*ACTIVITY*: List every line below containing "label".

*DATA*:

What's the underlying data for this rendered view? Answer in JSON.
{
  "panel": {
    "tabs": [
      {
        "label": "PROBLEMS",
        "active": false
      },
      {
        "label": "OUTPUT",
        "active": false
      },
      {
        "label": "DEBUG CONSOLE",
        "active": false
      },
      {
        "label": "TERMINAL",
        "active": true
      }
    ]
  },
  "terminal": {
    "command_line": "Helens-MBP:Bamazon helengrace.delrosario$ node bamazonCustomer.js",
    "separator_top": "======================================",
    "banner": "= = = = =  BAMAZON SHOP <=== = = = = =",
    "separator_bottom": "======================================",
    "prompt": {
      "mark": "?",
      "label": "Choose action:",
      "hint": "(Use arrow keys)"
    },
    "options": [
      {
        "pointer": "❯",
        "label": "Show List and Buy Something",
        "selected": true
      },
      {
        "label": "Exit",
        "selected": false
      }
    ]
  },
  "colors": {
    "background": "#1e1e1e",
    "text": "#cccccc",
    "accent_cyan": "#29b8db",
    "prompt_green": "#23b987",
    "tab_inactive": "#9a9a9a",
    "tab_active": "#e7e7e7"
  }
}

*SOLVED EXERCISE*:
        "label": "PROBLEMS",
        "label": "OUTPUT",
        "label": "DEBUG CONSOLE",
        "label": "TERMINAL",
      "label": "Choose action:",
        "label": "Show List and Buy Something",
        "label": "Exit",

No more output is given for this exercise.